For many communities facing food insecurity, COVID-19 has made a challenging situation even more difficult with meal and food bank programs impacted by the crisis. A number of food banks have reduced hours or their volunteers are not able to come in to help like they did before. Other programs face shortages of food resources.
To meet this growing need in Seattle and surrounding communities, the City of Seattle partnered with the National Guard at the request of service providers. Locally, the National Guard has stepped up to fill gaps in our food network by offering the assistance of hundreds of members in Food Lifeline‘s SODO distribution center and at several food banks in the region.
Even with all of these helping hands, some of our smaller community-based programs struggle to keep up with their usual activities, not to mention the increased demands brought on by this public health emergency. After re-deploying staff to support shifts in the City’s de-intensifying shelters at Miller and Garfield community centers, and working to open additional shelter capacity around the city, the Seattle Human Services Department (HSD) has been working to find ways to ensure these important food programs can also continue to operate.
This month, we began re-deploying HSD employees to support shifts ranging from food preparation and cooking, to assembling bags and packaging meals, to line management and delivering food directly to vulnerable clients in their homes. Some of our staff who are vulnerable themselves are taking on administrative tasks that can be completed remotely from their homes. We gathered photos and reflections from some of their recent work with South Park Senior Center’s senior meal program.
“It was a long, hard day, but so fulfilling! Everyone we worked with was so appreciative of our help,” wrote Terri, who helped prepare food in the kitchen. “They so frequently work understaffed. It seemed like the work went really fast with all hands on deck. My body may take a day or two to recover, but it made me really appreciate the people who are there every day, working so hard to help the members of our community who so desperately need it.”
“I was very impressed by the dedication staff has for their clients. Everything is done with a customer-focused lens, including the presentation of the meals in the delivery containers,” agreed Kevin, who also worked in the kitchen. “The large number of meals we made in just one morning emphasized for me the need in our senior community. And that need is growing.”

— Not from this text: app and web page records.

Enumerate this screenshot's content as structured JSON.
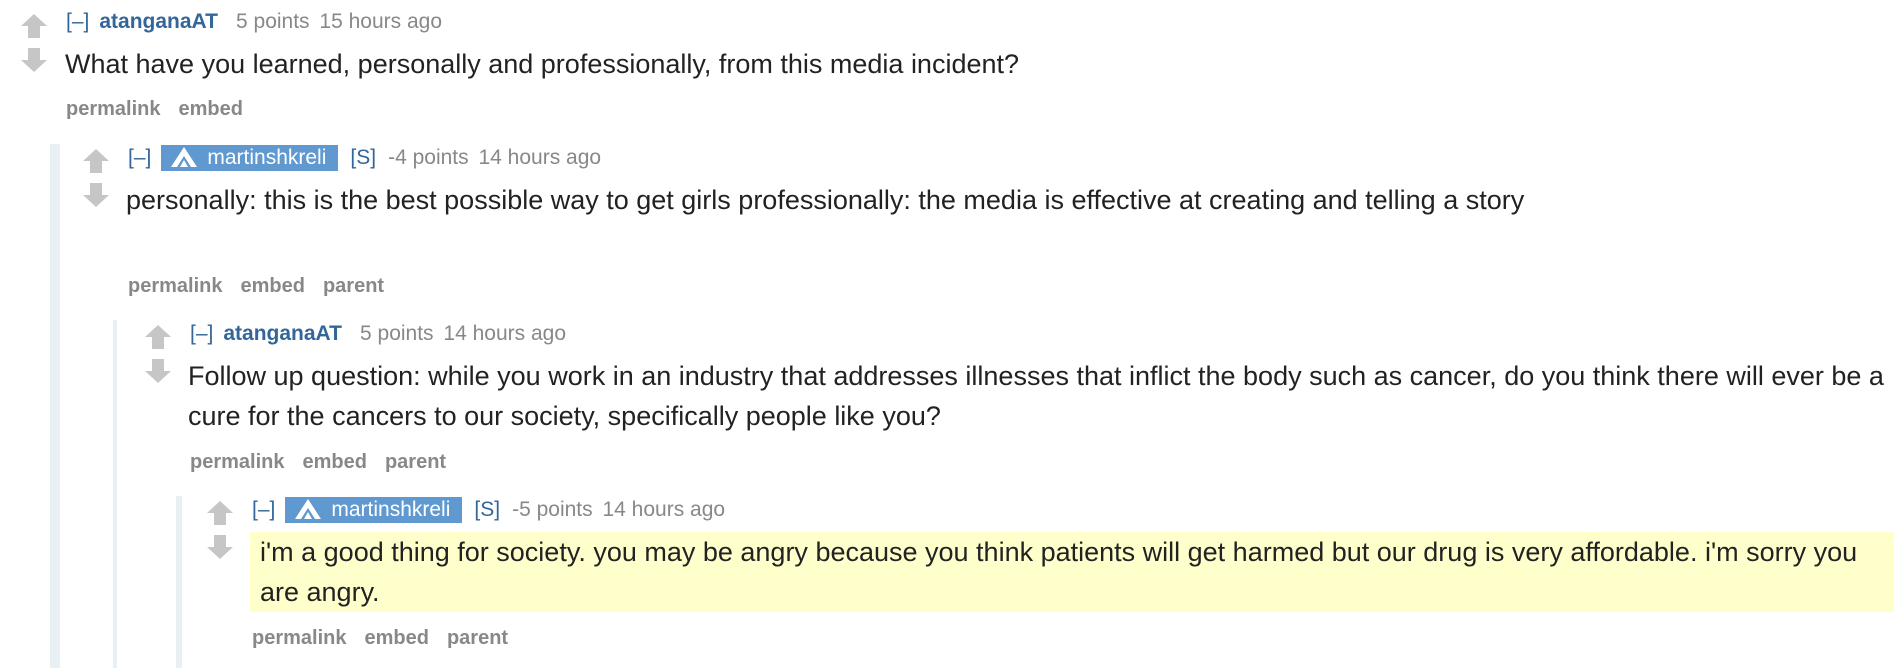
{
  "comments": [
    {
      "author": "atanganaAT",
      "expand": "[–]",
      "score": "5 points",
      "age": "15 hours ago",
      "body": "What have you learned, personally and professionally, from this media incident?",
      "actions": [
        "permalink",
        "embed"
      ]
    },
    {
      "author": "martinshkreli",
      "expand": "[–]",
      "flair": "[S]",
      "score": "-4 points",
      "age": "14 hours ago",
      "body": "personally: this is the best possible way to get girls professionally: the media is effective at creating and telling a story",
      "actions": [
        "permalink",
        "embed",
        "parent"
      ]
    },
    {
      "author": "atanganaAT",
      "expand": "[–]",
      "score": "5 points",
      "age": "14 hours ago",
      "body": "Follow up question: while you work in an industry that addresses illnesses that inflict the body such as cancer, do you think there will ever be a cure for the cancers to our society, specifically people like you?",
      "actions": [
        "permalink",
        "embed",
        "parent"
      ]
    },
    {
      "author": "martinshkreli",
      "expand": "[–]",
      "flair": "[S]",
      "score": "-5 points",
      "age": "14 hours ago",
      "body": "i'm a good thing for society. you may be angry because you think patients will get harmed but our drug is very affordable. i'm sorry you are angry.",
      "actions": [
        "permalink",
        "embed",
        "parent"
      ]
    }
  ],
  "colors": {
    "author": "#336699",
    "submitter_bg": "#5f99cf",
    "highlight_bg": "#ffffcc",
    "thread_bar": "#e8f0f4",
    "arrow": "#c6c6c6"
  },
  "icons": {
    "upvote": "up-arrow-icon",
    "downvote": "down-arrow-icon",
    "submitter": "ama-logo-icon"
  }
}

South Park is a unique and beloved neighborhood that could not be mistaken for any other in the city. Most of its residents are people of color, and the neighborhood is a hub for Latinx and other immigrant and refugee communities.* South Park has a long history as an affordable, working-class neighborhood, and residents support one another by dedicating a tremendous amount of volunteer hours to advocacy and stewardship. It is also a place where languages like Khmer and Spanish can be heard on the streets during more usual times.
South Park is also one Seattle’s two riverfront neighborhoods. The Duwamish River is a site of immense importance to South Park, Seattle, and regional economies. Four Native American tribes use the river for fishing and/or cultural ceremonies, and low-income, immigrant, refugee, and unsheltered families throughout King County harvest seafood from the river for sustenance and to maintain cultural and community traditions. *Click here to read a profile about the neighborhood.

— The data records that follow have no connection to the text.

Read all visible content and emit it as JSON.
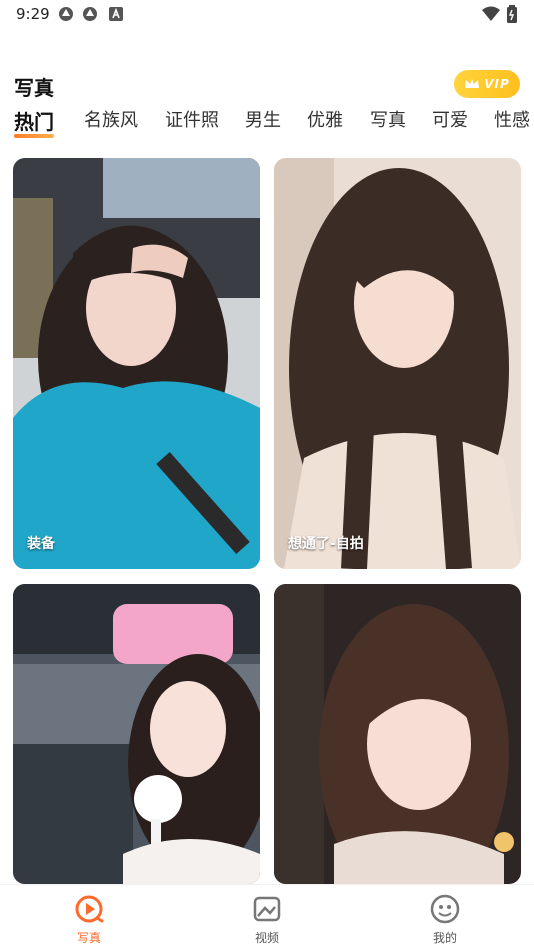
{
  "status": {
    "time": "9:29"
  },
  "header": {
    "title": "写真",
    "vip_label": "VIP"
  },
  "tabs": [
    {
      "label": "热门",
      "active": true
    },
    {
      "label": "名族风"
    },
    {
      "label": "证件照"
    },
    {
      "label": "男生"
    },
    {
      "label": "优雅"
    },
    {
      "label": "写真"
    },
    {
      "label": "可爱"
    },
    {
      "label": "性感"
    }
  ],
  "cards": [
    {
      "label": "装备"
    },
    {
      "label": "想通了-自拍"
    },
    {
      "label": ""
    },
    {
      "label": ""
    }
  ],
  "nav": [
    {
      "label": "写真",
      "icon": "play-icon",
      "active": true
    },
    {
      "label": "视频",
      "icon": "image-icon"
    },
    {
      "label": "我的",
      "icon": "smile-icon"
    }
  ],
  "colors": {
    "accent": "#ff6a2b",
    "vip": "#ffc72c"
  }
}
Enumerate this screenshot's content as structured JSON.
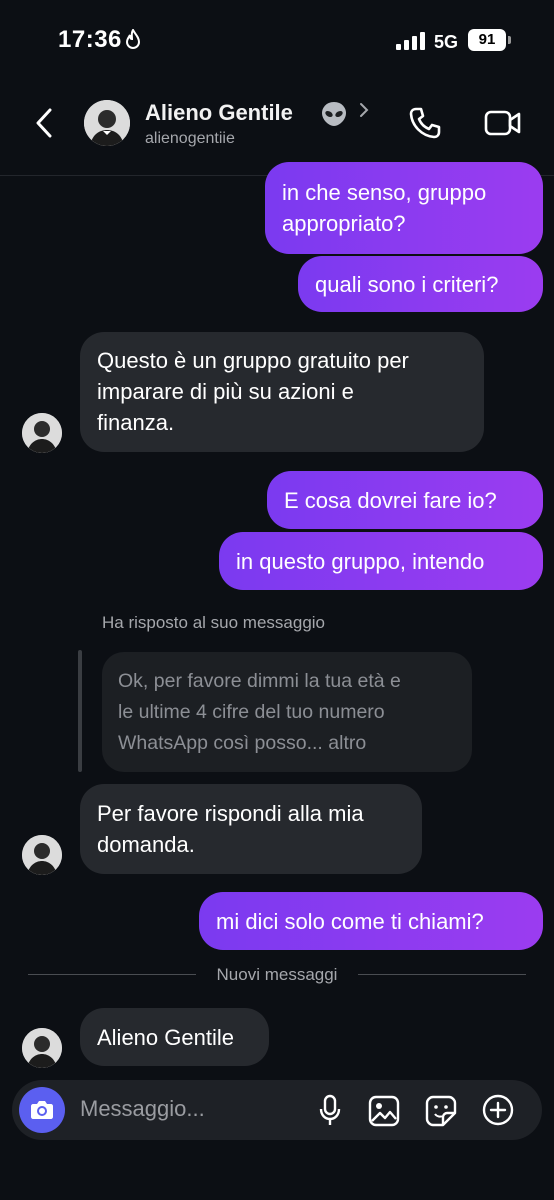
{
  "status_bar": {
    "time": "17:36",
    "network": "5G",
    "battery": "91"
  },
  "header": {
    "title": "Alieno Gentile",
    "emoji": "👽",
    "username": "alienogentiie"
  },
  "messages": [
    {
      "dir": "out",
      "lines": [
        "in che senso, gruppo",
        "appropriato?"
      ]
    },
    {
      "dir": "out",
      "lines": [
        "quali sono i criteri?"
      ]
    },
    {
      "dir": "in",
      "lines": [
        "Questo è un gruppo gratuito per",
        "imparare di più su azioni e",
        "finanza."
      ]
    },
    {
      "dir": "out",
      "lines": [
        "E cosa dovrei fare io?"
      ]
    },
    {
      "dir": "out",
      "lines": [
        "in questo gruppo, intendo"
      ]
    },
    {
      "dir": "in",
      "lines": [
        "Per favore rispondi alla mia",
        "domanda."
      ]
    },
    {
      "dir": "out",
      "lines": [
        "mi dici solo come ti chiami?"
      ]
    },
    {
      "dir": "in",
      "lines": [
        "Alieno Gentile"
      ]
    }
  ],
  "reply": {
    "label": "Ha risposto al suo messaggio",
    "quoted_lines": [
      "Ok, per favore dimmi la tua età e",
      "le ultime 4 cifre del tuo numero",
      "WhatsApp così posso... altro"
    ]
  },
  "divider_label": "Nuovi messaggi",
  "composer": {
    "placeholder": "Messaggio..."
  }
}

“This volunteer opportunity brought me a deeper/personal perspective of what happens on the ground during a meal program and also from our community’s perspective when there’s reduced resources—staff, volunteers, food items, etc.,” emailed Brenda, who helped with a meal. “Delicious hot food made from scratch with great quality and healthy ingredients for approximately 150–200!”

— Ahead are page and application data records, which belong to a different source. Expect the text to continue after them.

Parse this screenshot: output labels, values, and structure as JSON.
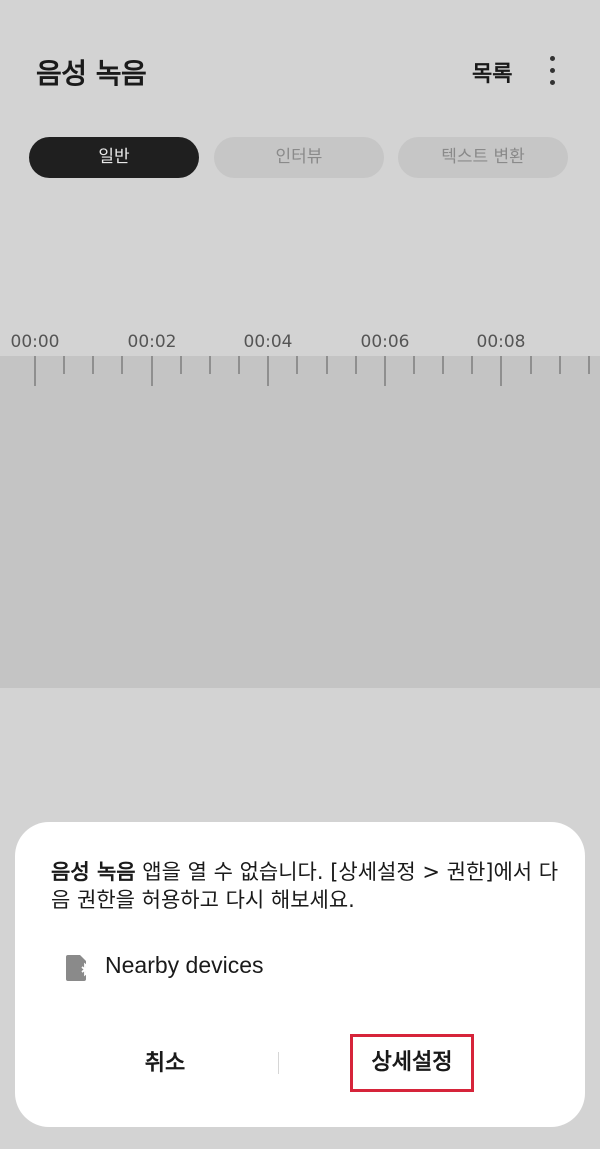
{
  "header": {
    "title": "음성 녹음",
    "list_label": "목록",
    "more_icon": "more-vertical-icon"
  },
  "tabs": [
    {
      "label": "일반",
      "active": true
    },
    {
      "label": "인터뷰",
      "active": false
    },
    {
      "label": "텍스트 변환",
      "active": false
    }
  ],
  "timeline": {
    "labels": [
      "00:00",
      "00:02",
      "00:04",
      "00:06",
      "00:08"
    ]
  },
  "dialog": {
    "app_name": "음성 녹음",
    "message_rest": " 앱을 열 수 없습니다. [상세설정 > 권한]에서 다음 권한을 허용하고 다시 해보세요.",
    "permission": {
      "icon": "nearby-devices-icon",
      "label": "Nearby devices"
    },
    "cancel_label": "취소",
    "settings_label": "상세설정"
  },
  "colors": {
    "highlight_border": "#d6243a",
    "active_tab_bg": "#1f1f1f",
    "background": "#d3d3d3"
  }
}
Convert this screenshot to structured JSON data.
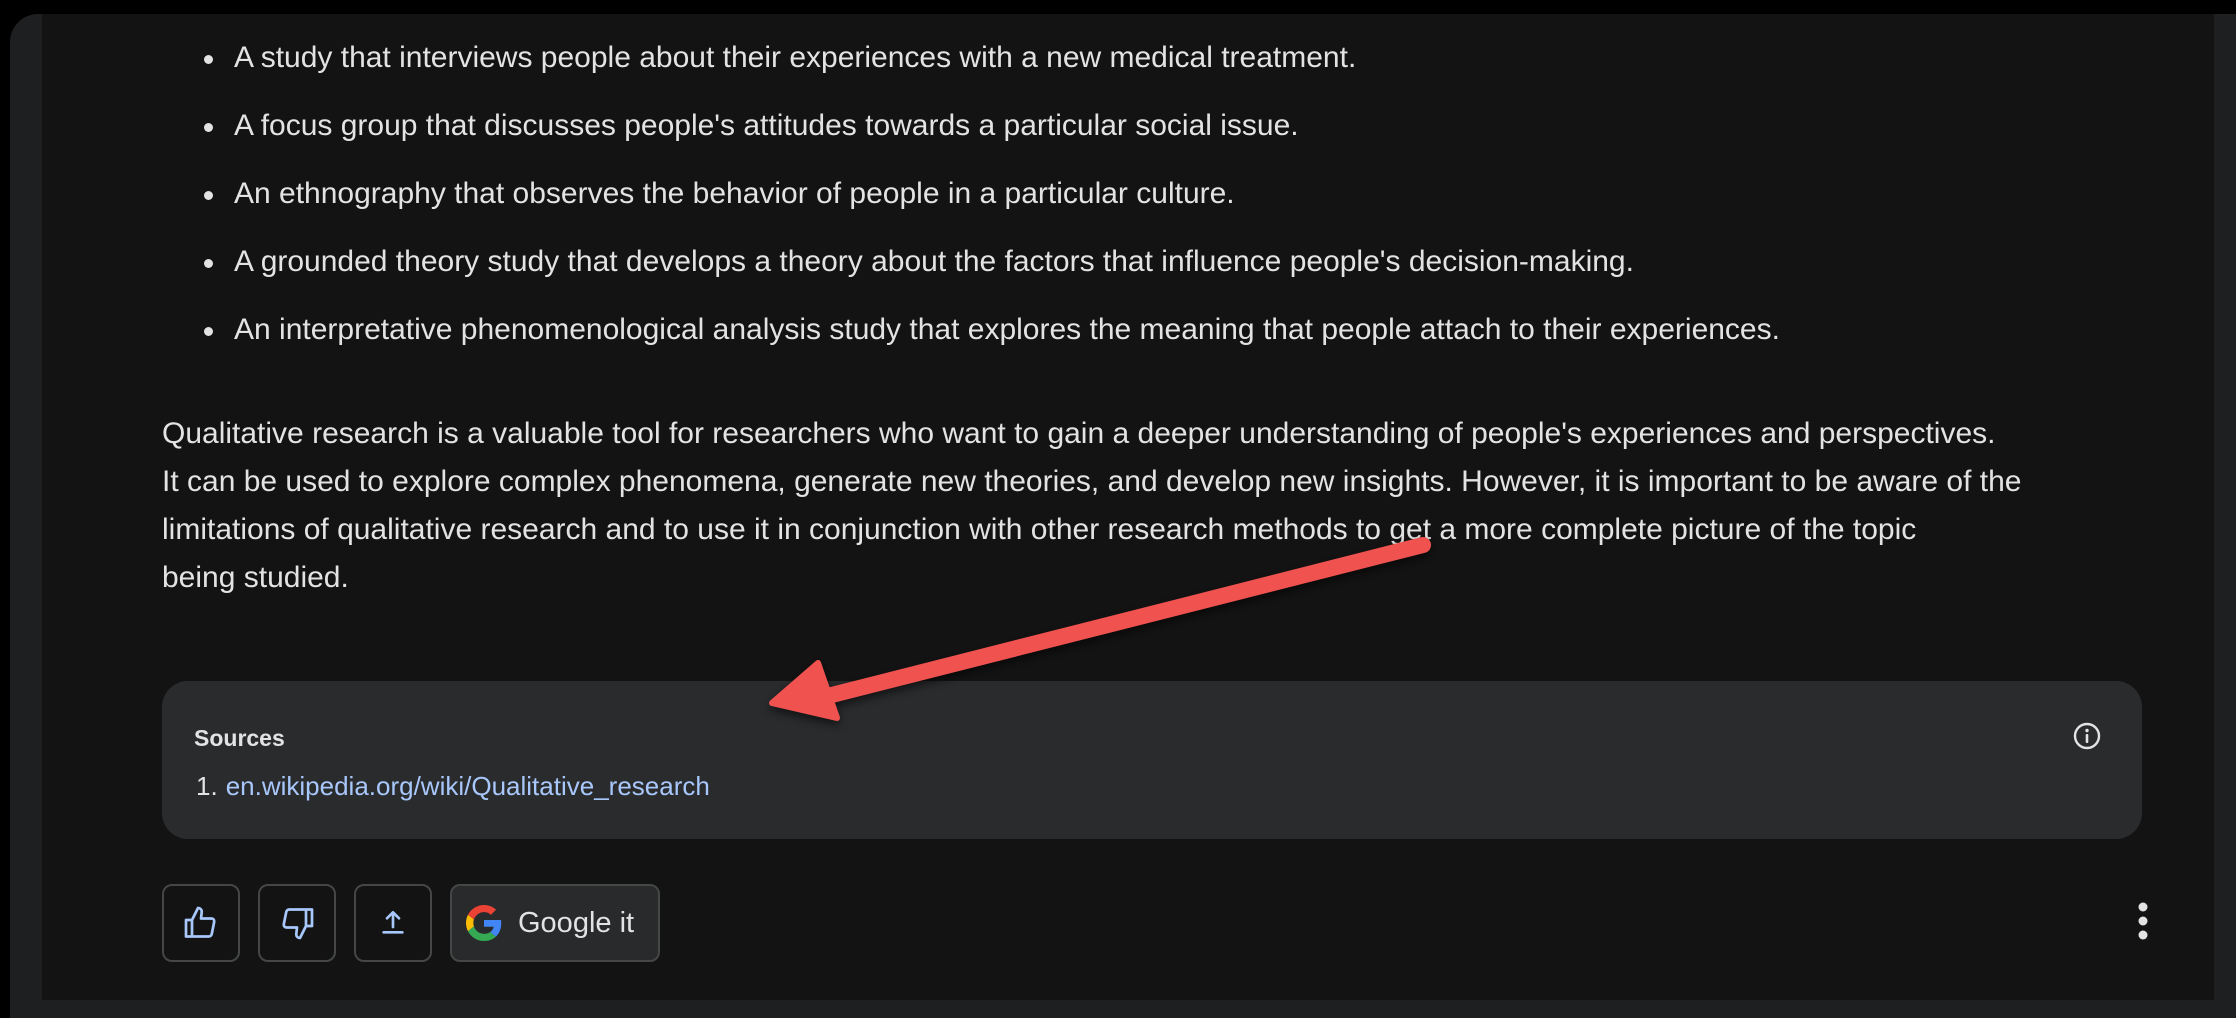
{
  "response": {
    "examples": [
      "A study that interviews people about their experiences with a new medical treatment.",
      "A focus group that discusses people's attitudes towards a particular social issue.",
      "An ethnography that observes the behavior of people in a particular culture.",
      "A grounded theory study that develops a theory about the factors that influence people's decision-making.",
      "An interpretative phenomenological analysis study that explores the meaning that people attach to their experiences."
    ],
    "summary_lines": [
      "Qualitative research is a valuable tool for researchers who want to gain a deeper understanding of people's experiences and perspectives.",
      "It can be used to explore complex phenomena, generate new theories, and develop new insights. However, it is important to be aware of the",
      "limitations of qualitative research and to use it in conjunction with other research methods to get a more complete picture of the topic",
      "being studied."
    ]
  },
  "sources": {
    "title": "Sources",
    "items": [
      {
        "number": "1.",
        "link": "en.wikipedia.org/wiki/Qualitative_research"
      }
    ]
  },
  "actions": {
    "good_response_icon": "thumbs-up-icon",
    "bad_response_icon": "thumbs-down-icon",
    "share_icon": "share-icon",
    "google_it_label": "Google it",
    "more_icon": "more-vertical-icon"
  },
  "colors": {
    "background": "#131314",
    "text": "#e3e3e3",
    "link": "#a8c7fa",
    "card": "#2a2b2d",
    "annotation_arrow": "#f0524f"
  }
}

Brenda also thought it was great to learn that Senior Center chefs Theary Ngeth and Lylal Huynh are often able to provide culturally specific foods. “I can only imagine how the elders may have felt when they tasted nutritious hot food made from the ‘heart’,” she continued. “A nutritious meal is a sign of love & respect that is offered through food.”
After her shift, Maria shared, “I’m glad I was able to contribute in my own way. It was a humbling and fulfilling experience.”
The South Park Senior Center typically provides congregate meals to older people in the area. It serves as a convenient place to gather for healthy, low-cost meals, and also supports the social health of attendees through conversations with others and wellness programs offered by the center.
With social distancing guidelines in place, meals and food bags are being prepared to-go, and many more are now delivered. In some cases, a large group of deliveries to the same facility can be coordinated with shuttle buses that would normally be driving participants to the meal program. In other cases, drivers are needed to deliver directly to where people live.
I drove bags with prepared lunches to a half dozen addresses—not just in the surrounding neighborhood but also Othello and Madison Valley. It was a little difficult at first, using my phone for delivery directions. I dropped off meals at houses and apartments, and even a boat at a marina and an RV in SODO. Some recipients were clearly excited to see a friendly face outside their front door. I’m not sure how many people they see on a regular basis while isolating at home under the Governor’s orders, so I made sure to smile and wish them a good afternoon.
“Thank you so much for the assistance,” said Patricia Beth Barker, Program Coordinator at the Senior Center. “We are a small nonprofit serving a few of the hardest hit communities in Seattle. Our seniors thank you!”
For information about senior meal programs or other services for older people, adults with disabilities, and caregivers in Seattle and King County, call Community Living Connections (toll-free 844-348-5464).